Rep. Marjorie Taylor Greene, R-Ga., says she will call up a vote to try to remove House Speaker Mike Johnson, R-La., sometime next week.
Brendan Smialowski
AFP via Getty Images
Rep. Marjorie Taylor Greene, R-Ga., says she will call up a vote to try to remove House Speaker Mike Johnson, R-La., sometime next week.

Georgia Republican Rep. Marjorie Taylor Greene says she will move next week to try to oust House Speaker Mike Johnson from the job over his reliance on votes from Democrats to pass key legislation, including aid for Ukraine.

Greene did not give any further specifics on when she plans to bring up the resolution known as a motion to vacate.

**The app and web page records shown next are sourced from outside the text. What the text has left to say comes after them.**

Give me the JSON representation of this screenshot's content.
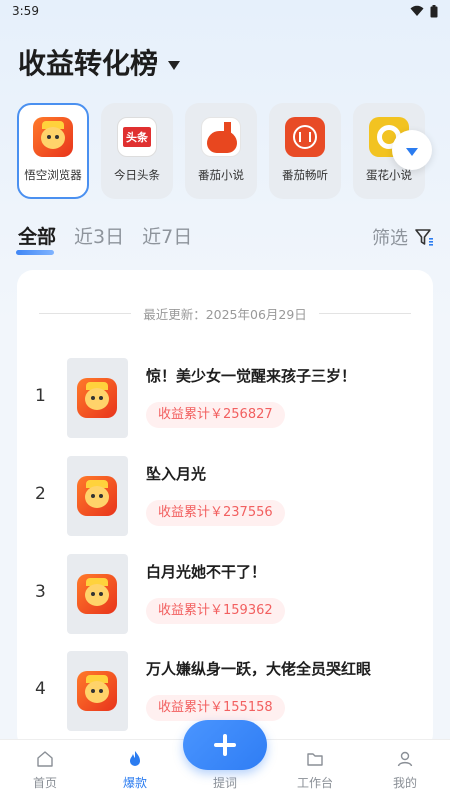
{
  "status_bar": {
    "time": "3:59",
    "icons": [
      "wifi-icon",
      "battery-icon"
    ]
  },
  "header": {
    "title": "收益转化榜",
    "dropdown_icon": "chevron-down-icon"
  },
  "apps": [
    {
      "label": "悟空浏览器",
      "icon": "wukong-app-icon",
      "selected": true
    },
    {
      "label": "今日头条",
      "icon": "toutiao-app-icon",
      "selected": false
    },
    {
      "label": "番茄小说",
      "icon": "fanqie-novel-app-icon",
      "selected": false
    },
    {
      "label": "番茄畅听",
      "icon": "fanqie-listen-app-icon",
      "selected": false
    },
    {
      "label": "蛋花小说",
      "icon": "danhua-novel-app-icon",
      "selected": false
    }
  ],
  "toutiao_badge": "头条",
  "tabs": [
    {
      "label": "全部",
      "active": true
    },
    {
      "label": "近3日",
      "active": false
    },
    {
      "label": "近7日",
      "active": false
    }
  ],
  "filter": {
    "label": "筛选",
    "icon": "filter-icon"
  },
  "update": {
    "text": "最近更新：2025年06月29日"
  },
  "ranking": [
    {
      "rank": "1",
      "title": "惊！美少女一觉醒来孩子三岁！",
      "earnings": "收益累计￥256827"
    },
    {
      "rank": "2",
      "title": "坠入月光",
      "earnings": "收益累计￥237556"
    },
    {
      "rank": "3",
      "title": "白月光她不干了！",
      "earnings": "收益累计￥159362"
    },
    {
      "rank": "4",
      "title": "万人嫌纵身一跃，大佬全员哭红眼",
      "earnings": "收益累计￥155158"
    }
  ],
  "bottom_nav": [
    {
      "label": "首页",
      "icon": "home-icon",
      "active": false
    },
    {
      "label": "爆款",
      "icon": "flame-icon",
      "active": true
    },
    {
      "label": "提词",
      "icon": "",
      "active": false
    },
    {
      "label": "工作台",
      "icon": "folder-icon",
      "active": false
    },
    {
      "label": "我的",
      "icon": "user-icon",
      "active": false
    }
  ],
  "colors": {
    "accent": "#2b7cf0",
    "earnings_text": "#f26060",
    "earnings_bg": "#fff0f0",
    "page_bg": "#f2f6fb"
  }
}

Greene started the process for trying to oust Johnson weeks ago and has repeatedly threatened to follow through without actually calling up the measure and forcing a vote.

"What are we giving Republican voters to vote for?" Greene asked at a press conference outside of the Capitol on Wednesday.

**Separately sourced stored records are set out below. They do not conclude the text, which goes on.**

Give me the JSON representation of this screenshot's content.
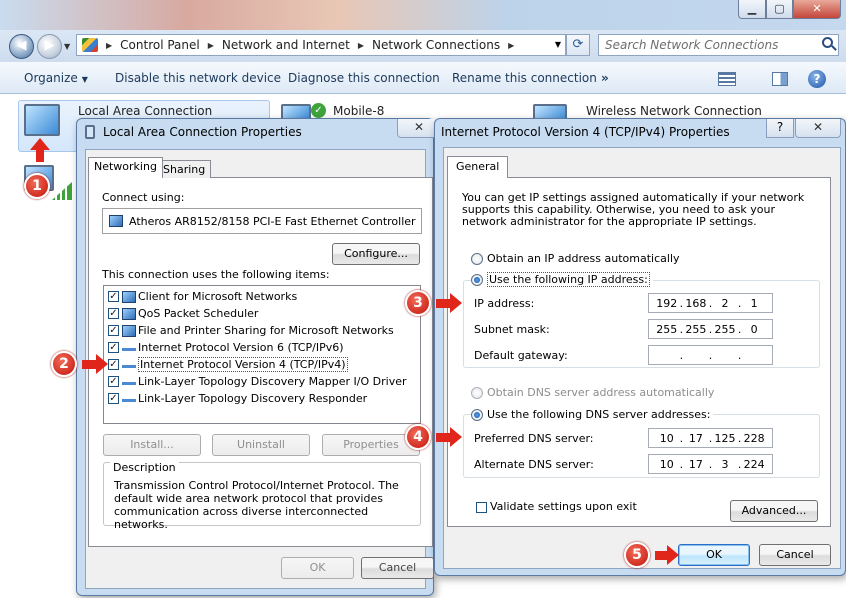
{
  "explorer": {
    "window_controls": {
      "minimize": "▁",
      "maximize": "▢",
      "close": "✕"
    },
    "breadcrumbs": [
      "Control Panel",
      "Network and Internet",
      "Network Connections"
    ],
    "search_placeholder": "Search Network Connections",
    "toolbar": {
      "organize": "Organize",
      "disable": "Disable this network device",
      "diagnose": "Diagnose this connection",
      "rename": "Rename this connection",
      "more": "»"
    },
    "connections": [
      {
        "name": "Local Area Connection"
      },
      {
        "name": "Mobile-8"
      },
      {
        "name": "Wireless Network Connection"
      }
    ]
  },
  "markers": [
    "1",
    "2",
    "3",
    "4",
    "5"
  ],
  "lac_dialog": {
    "title": "Local Area Connection Properties",
    "close": "✕",
    "tabs": [
      "Networking",
      "Sharing"
    ],
    "connect_using_label": "Connect using:",
    "adapter": "Atheros AR8152/8158 PCI-E Fast Ethernet Controller",
    "configure_button": "Configure...",
    "items_label": "This connection uses the following items:",
    "items": [
      {
        "label": "Client for Microsoft Networks",
        "checked": true,
        "icon": "netpc"
      },
      {
        "label": "QoS Packet Scheduler",
        "checked": true,
        "icon": "netpc"
      },
      {
        "label": "File and Printer Sharing for Microsoft Networks",
        "checked": true,
        "icon": "netpc"
      },
      {
        "label": "Internet Protocol Version 6 (TCP/IPv6)",
        "checked": true,
        "icon": "proto"
      },
      {
        "label": "Internet Protocol Version 4 (TCP/IPv4)",
        "checked": true,
        "icon": "proto"
      },
      {
        "label": "Link-Layer Topology Discovery Mapper I/O Driver",
        "checked": true,
        "icon": "proto"
      },
      {
        "label": "Link-Layer Topology Discovery Responder",
        "checked": true,
        "icon": "proto"
      }
    ],
    "install_button": "Install...",
    "uninstall_button": "Uninstall",
    "properties_button": "Properties",
    "description_label": "Description",
    "description_text": "Transmission Control Protocol/Internet Protocol. The default wide area network protocol that provides communication across diverse interconnected networks.",
    "ok_button": "OK",
    "cancel_button": "Cancel"
  },
  "ip_dialog": {
    "title": "Internet Protocol Version 4 (TCP/IPv4) Properties",
    "help": "?",
    "close": "✕",
    "tab": "General",
    "intro": "You can get IP settings assigned automatically if your network supports this capability. Otherwise, you need to ask your network administrator for the appropriate IP settings.",
    "auto_ip": "Obtain an IP address automatically",
    "manual_ip": "Use the following IP address:",
    "ip_label": "IP address:",
    "ip_value": [
      "192",
      "168",
      "2",
      "1"
    ],
    "subnet_label": "Subnet mask:",
    "subnet_value": [
      "255",
      "255",
      "255",
      "0"
    ],
    "gateway_label": "Default gateway:",
    "auto_dns": "Obtain DNS server address automatically",
    "manual_dns": "Use the following DNS server addresses:",
    "preferred_label": "Preferred DNS server:",
    "preferred_value": [
      "10",
      "17",
      "125",
      "228"
    ],
    "alternate_label": "Alternate DNS server:",
    "alternate_value": [
      "10",
      "17",
      "3",
      "224"
    ],
    "validate": "Validate settings upon exit",
    "advanced_button": "Advanced...",
    "ok_button": "OK",
    "cancel_button": "Cancel"
  }
}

Johnson responded with with a statement to reporters:

"This motion is wrong for the Republican Conference, wrong for the institution, and wrong for the country," he said.

The House must vote on the measure within two legislative days, though the exact timing is up to House Majority Leader Steve Scalise. Greene has boasted the support of two members, Thomas Massie, R-Ky., and Paul Gosar, R-Ariz., though the majority of House Republicans say they continue to support Johnson.

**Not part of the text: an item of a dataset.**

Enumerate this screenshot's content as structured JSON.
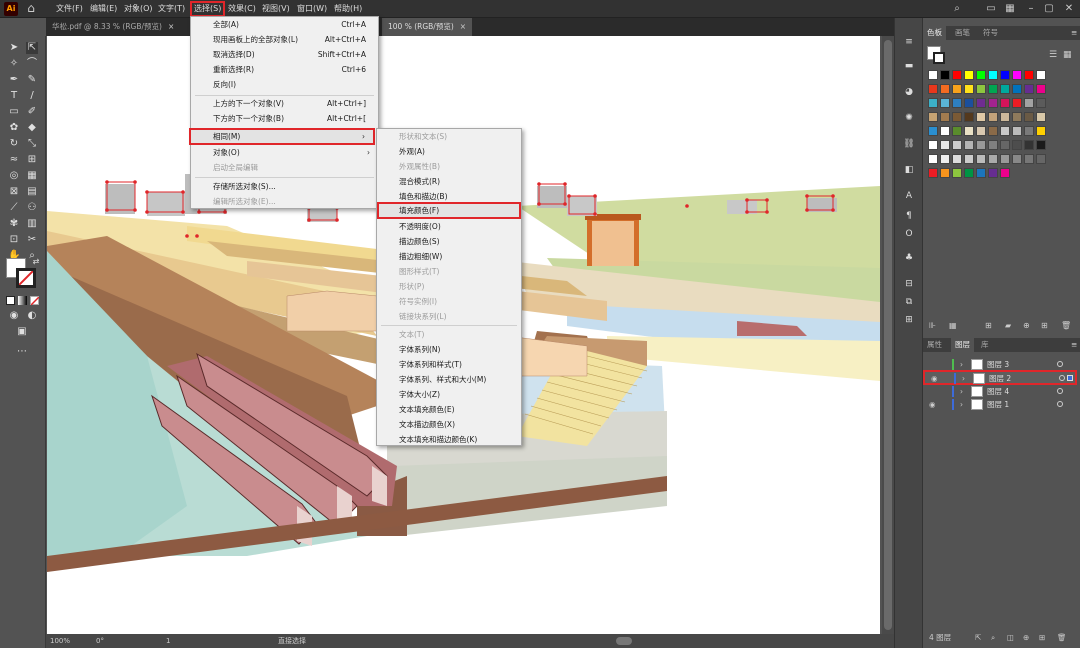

Democrats announced Tuesday that they would support Johnson and save his job if Greene moved ahead with this vote. If Democrats follow through, their support would bolster Greene's claims that Johnson is operating in service of Democrats' goals, not the goals of the most conservative members of his own party.

There are no clear successors for Johnson, something most Republicans themselves readily acknowledge.

Greene insists there are credible candidates for the job, but she would not name them when asked on Wednesday.

Greene said she voted for Johnson to be speaker last year but she is disappointed with the concessions he's made. She accused him of supporting and passing Democrats' agenda instead of standing up for what Republicans want.

She told reporters that lack of follow through is alienating voters and putting the GOP reelection plans at risk.

"We are not going to have a House majority if we keep Mike Johnson," Greene told reporters. "The only way we will get the House majority in November is if President Trump drags everyone across the line."

Copyright 2024 NPR

Kelsey Snell is a Congressional correspondent for NPR. She has covered Congress since 2010 for outlets including The Washington Post, Politico and National Journal. She has covered elections and Congress with a reporting specialty in budget, tax and economic policy. She has a graduate degree in journalism from the Medill School of Journalism at Northwestern University in Evanston, Ill. and an undergraduate degree in political science from DePaul University in Chicago.